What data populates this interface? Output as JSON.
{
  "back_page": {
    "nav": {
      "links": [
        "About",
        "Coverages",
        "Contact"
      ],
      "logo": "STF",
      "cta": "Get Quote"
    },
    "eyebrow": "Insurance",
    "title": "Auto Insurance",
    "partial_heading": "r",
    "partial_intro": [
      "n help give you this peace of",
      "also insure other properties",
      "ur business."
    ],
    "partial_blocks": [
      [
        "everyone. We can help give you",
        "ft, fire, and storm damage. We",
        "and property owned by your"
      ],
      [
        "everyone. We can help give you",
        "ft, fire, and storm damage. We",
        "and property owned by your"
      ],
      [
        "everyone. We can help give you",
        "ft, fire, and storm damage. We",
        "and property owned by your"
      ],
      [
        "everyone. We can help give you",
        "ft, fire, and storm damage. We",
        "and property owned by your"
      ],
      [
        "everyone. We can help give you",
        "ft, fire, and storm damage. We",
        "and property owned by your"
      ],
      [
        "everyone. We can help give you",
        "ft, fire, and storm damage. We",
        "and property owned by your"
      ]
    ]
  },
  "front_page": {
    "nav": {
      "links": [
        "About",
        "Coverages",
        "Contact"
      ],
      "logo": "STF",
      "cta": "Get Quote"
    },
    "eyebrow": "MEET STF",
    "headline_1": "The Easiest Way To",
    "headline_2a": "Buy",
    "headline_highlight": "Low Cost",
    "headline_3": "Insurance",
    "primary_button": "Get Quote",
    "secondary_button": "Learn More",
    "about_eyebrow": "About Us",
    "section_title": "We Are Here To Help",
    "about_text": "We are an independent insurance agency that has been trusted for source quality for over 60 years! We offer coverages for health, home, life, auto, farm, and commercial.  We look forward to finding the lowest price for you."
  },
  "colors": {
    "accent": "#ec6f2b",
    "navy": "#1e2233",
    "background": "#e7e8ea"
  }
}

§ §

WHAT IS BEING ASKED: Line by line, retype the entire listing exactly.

ANSWER TO THIS TASK:
What data populates this interface? Output as JSON.
{
  "back_page": {
    "nav": {
      "links": [
        "About",
        "Coverages",
        "Contact"
      ],
      "logo": "STF",
      "cta": "Get Quote"
    },
    "eyebrow": "Insurance",
    "title": "Auto Insurance",
    "partial_heading": "r",
    "partial_intro": [
      "n help give you this peace of",
      "also insure other properties",
      "ur business."
    ],
    "partial_blocks": [
      [
        "everyone. We can help give you",
        "ft, fire, and storm damage. We",
        "and property owned by your"
      ],
      [
        "everyone. We can help give you",
        "ft, fire, and storm damage. We",
        "and property owned by your"
      ],
      [
        "everyone. We can help give you",
        "ft, fire, and storm damage. We",
        "and property owned by your"
      ],
      [
        "everyone. We can help give you",
        "ft, fire, and storm damage. We",
        "and property owned by your"
      ],
      [
        "everyone. We can help give you",
        "ft, fire, and storm damage. We",
        "and property owned by your"
      ],
      [
        "everyone. We can help give you",
        "ft, fire, and storm damage. We",
        "and property owned by your"
      ]
    ]
  },
  "front_page": {
    "nav": {
      "links": [
        "About",
        "Coverages",
        "Contact"
      ],
      "logo": "STF",
      "cta": "Get Quote"
    },
    "eyebrow": "MEET STF",
    "headline_1": "The Easiest Way To",
    "headline_2a": "Buy",
    "headline_highlight": "Low Cost",
    "headline_3": "Insurance",
    "primary_button": "Get Quote",
    "secondary_button": "Learn More",
    "about_eyebrow": "About Us",
    "section_title": "We Are Here To Help",
    "about_text": "We are an independent insurance agency that has been trusted for source quality for over 60 years! We offer coverages for health, home, life, auto, farm, and commercial.  We look forward to finding the lowest price for you."
  },
  "colors": {
    "accent": "#ec6f2b",
    "navy": "#1e2233",
    "background": "#e7e8ea"
  }
}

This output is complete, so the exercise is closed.